*Exercise*
Pick each line containing the word "modelarts" out of the data below.

(Records from a collection)
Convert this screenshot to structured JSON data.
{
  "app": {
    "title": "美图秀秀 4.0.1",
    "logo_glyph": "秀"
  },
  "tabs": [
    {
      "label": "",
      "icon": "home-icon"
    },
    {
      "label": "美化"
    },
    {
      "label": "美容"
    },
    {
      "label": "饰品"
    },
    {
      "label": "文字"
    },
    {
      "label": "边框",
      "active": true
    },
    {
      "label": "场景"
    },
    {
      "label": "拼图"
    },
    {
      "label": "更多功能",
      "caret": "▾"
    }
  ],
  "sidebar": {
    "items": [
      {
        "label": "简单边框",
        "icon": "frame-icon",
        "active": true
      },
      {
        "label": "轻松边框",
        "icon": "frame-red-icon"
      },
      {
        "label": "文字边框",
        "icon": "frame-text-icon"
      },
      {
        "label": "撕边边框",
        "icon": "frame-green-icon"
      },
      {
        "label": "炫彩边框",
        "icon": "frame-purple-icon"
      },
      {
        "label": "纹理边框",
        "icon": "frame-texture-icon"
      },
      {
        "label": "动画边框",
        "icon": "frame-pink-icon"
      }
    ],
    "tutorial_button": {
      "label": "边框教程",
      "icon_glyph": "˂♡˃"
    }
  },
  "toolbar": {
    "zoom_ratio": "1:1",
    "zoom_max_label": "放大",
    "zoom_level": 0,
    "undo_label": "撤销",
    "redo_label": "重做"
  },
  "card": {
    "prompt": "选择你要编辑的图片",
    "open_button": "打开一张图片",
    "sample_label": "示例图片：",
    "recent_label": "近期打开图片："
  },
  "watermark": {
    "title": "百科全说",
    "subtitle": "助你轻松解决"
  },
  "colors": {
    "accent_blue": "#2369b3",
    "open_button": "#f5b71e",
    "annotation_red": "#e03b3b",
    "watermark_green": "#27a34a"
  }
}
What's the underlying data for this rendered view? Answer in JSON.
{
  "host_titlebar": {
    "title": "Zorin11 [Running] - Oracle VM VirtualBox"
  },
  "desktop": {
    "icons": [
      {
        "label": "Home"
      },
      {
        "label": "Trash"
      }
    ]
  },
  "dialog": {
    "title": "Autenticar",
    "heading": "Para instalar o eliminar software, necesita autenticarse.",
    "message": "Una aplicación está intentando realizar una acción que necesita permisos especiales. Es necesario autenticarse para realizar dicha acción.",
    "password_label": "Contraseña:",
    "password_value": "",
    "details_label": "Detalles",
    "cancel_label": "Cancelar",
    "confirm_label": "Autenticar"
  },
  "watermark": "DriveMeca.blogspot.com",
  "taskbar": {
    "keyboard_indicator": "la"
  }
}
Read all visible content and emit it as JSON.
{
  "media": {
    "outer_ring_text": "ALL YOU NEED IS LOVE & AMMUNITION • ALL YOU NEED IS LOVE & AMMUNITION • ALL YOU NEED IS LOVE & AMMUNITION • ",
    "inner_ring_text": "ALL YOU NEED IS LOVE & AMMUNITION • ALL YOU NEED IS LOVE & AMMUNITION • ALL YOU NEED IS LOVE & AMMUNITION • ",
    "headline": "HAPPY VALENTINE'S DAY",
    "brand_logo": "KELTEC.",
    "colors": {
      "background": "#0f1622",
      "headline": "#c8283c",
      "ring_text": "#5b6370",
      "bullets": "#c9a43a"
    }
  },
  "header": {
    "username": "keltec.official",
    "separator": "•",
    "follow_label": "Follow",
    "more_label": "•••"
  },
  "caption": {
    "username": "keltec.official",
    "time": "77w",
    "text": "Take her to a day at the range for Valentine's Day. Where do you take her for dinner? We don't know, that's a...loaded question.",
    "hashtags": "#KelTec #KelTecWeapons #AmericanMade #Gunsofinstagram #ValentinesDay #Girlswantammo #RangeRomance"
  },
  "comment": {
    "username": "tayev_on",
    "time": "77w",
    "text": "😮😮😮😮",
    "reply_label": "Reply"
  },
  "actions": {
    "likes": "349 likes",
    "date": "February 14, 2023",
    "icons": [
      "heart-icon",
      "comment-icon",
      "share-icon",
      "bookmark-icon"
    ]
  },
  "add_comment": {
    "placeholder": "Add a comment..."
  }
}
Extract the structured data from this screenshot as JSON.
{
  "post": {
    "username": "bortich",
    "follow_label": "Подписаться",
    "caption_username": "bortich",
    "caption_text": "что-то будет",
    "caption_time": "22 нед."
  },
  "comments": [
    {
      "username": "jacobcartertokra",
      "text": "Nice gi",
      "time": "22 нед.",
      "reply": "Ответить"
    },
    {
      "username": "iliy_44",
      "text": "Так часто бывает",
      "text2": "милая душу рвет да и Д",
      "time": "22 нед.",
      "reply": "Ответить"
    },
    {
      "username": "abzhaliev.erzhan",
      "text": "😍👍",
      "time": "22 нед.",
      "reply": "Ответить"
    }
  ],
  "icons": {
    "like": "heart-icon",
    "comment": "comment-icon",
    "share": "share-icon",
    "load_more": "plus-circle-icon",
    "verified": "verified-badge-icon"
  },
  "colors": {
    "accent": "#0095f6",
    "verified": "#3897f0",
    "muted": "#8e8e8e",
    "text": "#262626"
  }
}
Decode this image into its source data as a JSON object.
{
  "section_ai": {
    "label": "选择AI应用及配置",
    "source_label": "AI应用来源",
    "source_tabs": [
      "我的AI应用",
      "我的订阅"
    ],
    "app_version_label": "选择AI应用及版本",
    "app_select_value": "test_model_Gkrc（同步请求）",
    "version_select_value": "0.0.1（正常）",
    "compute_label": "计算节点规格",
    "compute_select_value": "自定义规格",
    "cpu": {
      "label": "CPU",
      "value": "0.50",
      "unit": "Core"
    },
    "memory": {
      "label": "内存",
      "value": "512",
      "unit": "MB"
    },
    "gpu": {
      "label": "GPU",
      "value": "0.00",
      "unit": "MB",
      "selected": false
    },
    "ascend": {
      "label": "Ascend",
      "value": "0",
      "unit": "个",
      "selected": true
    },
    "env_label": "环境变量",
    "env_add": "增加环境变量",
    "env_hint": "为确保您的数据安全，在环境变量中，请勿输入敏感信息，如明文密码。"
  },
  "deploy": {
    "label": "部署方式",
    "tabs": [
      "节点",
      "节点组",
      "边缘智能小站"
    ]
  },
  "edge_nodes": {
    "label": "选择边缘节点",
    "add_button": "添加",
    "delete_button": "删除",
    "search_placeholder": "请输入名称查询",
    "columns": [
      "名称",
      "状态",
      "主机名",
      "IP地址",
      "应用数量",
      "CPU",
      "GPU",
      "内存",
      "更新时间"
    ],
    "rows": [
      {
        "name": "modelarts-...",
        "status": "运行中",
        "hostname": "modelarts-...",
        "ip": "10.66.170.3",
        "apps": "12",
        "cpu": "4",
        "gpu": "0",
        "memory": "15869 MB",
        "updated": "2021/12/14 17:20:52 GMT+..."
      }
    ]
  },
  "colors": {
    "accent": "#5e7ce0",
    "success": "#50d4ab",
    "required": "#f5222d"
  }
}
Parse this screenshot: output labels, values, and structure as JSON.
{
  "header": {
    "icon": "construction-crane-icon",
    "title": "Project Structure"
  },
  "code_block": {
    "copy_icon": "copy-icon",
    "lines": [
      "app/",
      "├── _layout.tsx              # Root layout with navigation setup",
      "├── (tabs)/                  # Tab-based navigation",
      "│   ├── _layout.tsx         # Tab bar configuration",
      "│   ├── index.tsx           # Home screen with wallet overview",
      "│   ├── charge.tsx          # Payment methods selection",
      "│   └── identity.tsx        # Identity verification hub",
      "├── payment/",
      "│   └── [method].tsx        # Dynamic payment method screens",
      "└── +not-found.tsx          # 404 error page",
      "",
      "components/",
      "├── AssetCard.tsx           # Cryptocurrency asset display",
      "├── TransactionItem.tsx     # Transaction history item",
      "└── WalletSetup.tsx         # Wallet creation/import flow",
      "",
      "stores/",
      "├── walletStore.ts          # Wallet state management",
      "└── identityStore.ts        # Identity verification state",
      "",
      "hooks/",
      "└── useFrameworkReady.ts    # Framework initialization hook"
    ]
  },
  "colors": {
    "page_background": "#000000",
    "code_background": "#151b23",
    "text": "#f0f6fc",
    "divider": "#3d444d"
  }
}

*Result below*
        "name": "modelarts-...",
        "hostname": "modelarts-...",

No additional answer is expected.